We got lots of wedding presents, the one from Ray the JP, and more traditional ones from relatives; appliances, crystal, china. Within the first year we had hocked most of it just to pay bills.

It was like that throughout our entire marriage; just one step ahead of the bill collector. I suppose it’s like that for a lot of people. We never got out of it. Probably a lot of other people never do, either.

I still have an old vinyl briefcase full of the letters we wrote to one another when we were in high school. The letters are what you would expect; gushing, full of that damn-the-torpedoes sort of love of which only the young and the hopelessly inebriated are capable. Even alone, the rest of the house fast asleep, I blush reading them. Or maybe I redden because the dreams failed, as dreams do; the world intrudes, we compromise, we become less-and somehow more-than we had intended.

And then, one day, we awake, middle-aged, worrying about mortgages, drugs and schools, car payments, dental bills. These are all the things that should properly concern me, I know. And yet…

Last summer I went through the letters in the vinyl pouch. I was packing to move, and thought, as I do every time I move, that I’ll throw the old pages full of tortured prose away, every last, heavy-breathing one of them.

“I don’t need them,” I tell myself. “They only take up space.”

Then, I zip the old case back up and find a space, somewhere, in all the other flotsam of my life.

Today, I thought about those letters and how I feel, even now, when I see, like a scratchy old film, that green Chevy, forever and ever turning down that street in the rain. Nostalgic? Only for who I was, and who I thought then that I was going to be.

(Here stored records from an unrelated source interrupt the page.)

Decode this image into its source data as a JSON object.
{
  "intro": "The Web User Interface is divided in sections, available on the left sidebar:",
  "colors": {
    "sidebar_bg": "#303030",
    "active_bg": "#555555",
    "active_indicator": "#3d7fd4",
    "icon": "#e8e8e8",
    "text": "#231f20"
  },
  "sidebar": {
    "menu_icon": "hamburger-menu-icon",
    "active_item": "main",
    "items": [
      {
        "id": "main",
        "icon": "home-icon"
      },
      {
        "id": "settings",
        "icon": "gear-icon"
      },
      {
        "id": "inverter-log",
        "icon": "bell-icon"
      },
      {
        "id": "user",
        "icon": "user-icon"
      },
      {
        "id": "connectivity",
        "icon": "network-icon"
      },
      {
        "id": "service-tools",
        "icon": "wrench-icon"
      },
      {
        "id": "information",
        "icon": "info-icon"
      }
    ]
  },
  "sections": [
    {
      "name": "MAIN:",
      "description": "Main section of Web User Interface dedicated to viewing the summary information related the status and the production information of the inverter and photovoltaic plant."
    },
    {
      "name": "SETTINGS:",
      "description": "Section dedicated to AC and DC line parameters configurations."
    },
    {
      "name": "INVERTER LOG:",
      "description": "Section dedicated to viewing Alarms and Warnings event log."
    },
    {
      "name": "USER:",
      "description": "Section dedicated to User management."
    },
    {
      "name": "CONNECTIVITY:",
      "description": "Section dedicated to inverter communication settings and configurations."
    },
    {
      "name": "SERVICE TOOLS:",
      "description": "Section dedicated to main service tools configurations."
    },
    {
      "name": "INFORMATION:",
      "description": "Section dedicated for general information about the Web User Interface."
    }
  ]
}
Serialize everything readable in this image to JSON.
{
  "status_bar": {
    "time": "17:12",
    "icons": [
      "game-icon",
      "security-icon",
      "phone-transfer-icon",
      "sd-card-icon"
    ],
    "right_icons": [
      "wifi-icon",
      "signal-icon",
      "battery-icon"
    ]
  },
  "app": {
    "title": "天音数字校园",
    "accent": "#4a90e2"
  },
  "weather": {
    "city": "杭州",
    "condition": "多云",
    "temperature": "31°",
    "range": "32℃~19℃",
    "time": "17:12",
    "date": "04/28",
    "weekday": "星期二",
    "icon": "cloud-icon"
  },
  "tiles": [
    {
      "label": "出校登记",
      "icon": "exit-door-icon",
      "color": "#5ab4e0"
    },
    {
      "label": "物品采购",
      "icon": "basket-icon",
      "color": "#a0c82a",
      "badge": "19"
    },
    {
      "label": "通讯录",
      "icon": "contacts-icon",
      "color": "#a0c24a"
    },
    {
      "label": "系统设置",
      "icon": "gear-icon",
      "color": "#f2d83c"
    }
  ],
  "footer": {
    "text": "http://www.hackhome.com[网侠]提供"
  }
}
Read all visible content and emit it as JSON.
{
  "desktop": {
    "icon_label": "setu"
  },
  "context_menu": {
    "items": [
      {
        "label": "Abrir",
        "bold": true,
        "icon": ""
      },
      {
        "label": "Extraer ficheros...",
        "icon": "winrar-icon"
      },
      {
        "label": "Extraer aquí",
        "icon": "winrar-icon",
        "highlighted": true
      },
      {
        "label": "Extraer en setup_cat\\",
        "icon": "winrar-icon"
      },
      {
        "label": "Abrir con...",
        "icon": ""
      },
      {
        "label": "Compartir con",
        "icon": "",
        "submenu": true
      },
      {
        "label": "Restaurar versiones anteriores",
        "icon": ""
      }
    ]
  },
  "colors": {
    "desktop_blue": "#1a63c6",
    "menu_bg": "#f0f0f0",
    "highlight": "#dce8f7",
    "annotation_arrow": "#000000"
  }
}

Do I miss her, in the same sense that I would miss my current family should I lose them? No. We were unhappy together for good reason: as we grew and matured, we grew apart. By the time it was over it was well over.

But one can’t annul the years spent with another person, the way one would erase a recorded tape. In half a dozen years she and I shared a lot of fine moments, and some beguiling dreams.

In his work Jurgen, James Branch Cabell wrote: “At the bottom of my heart I no longer desire perfection. For we that are taxpayers as well as immortal souls must live by politic evasions and formulae and catchwords that fret away our lives as moths waste a garment: we fall insensibly to common sense as to a drug; and it dulls and kills that which in us is fine and rebellious and unreasonable: so that you will find no man of my years with whom living is not a mechanism that gnaws away time unprompted. I am become the creature of use and wont; I am the lackey of prudence and half-measures; and I have put my dreams upon an allowance.”

It has been at least a dozen years since the Chevrolet turned that corner. I do not look backward wishing to be where or who I was then. All told, I was immature, childish, self-centered. Now I am middle-aged, childish and self-centered. Progress comes slowly. I love my family and would kill to stay with them. But I look down at the other end of that long well and I sometimes wish I had more of that: “which in us is fine and rebellious and unreasonable,” because there is still enough vinegar in me to resent being the lackey of prudence.

I heard that she remarried, that she is successful, that she has two kids. That makes me happy: she always wanted children. I hope she is well and happy, I hope that the world is giving her all the things that she needs, and I hope maybe somewhere she has an old briefcase, full of letters she doesn’t need and can’t throw away, a well of time with some spirited and unreasonable faces swimming in its deeper waters.

© 2007 Marsh Creek Media,

Gettysburg, Pa.

“Burger to Go” is a product of me and my company, Marsh Creek Media and, as such, I am solely responsible for its content.

Check out the two “Burger to Go” blogsites:



Hello world!

May 28, 2007

Welcome to WordPress.com. This is your first post. Edit or delete it and start blogging!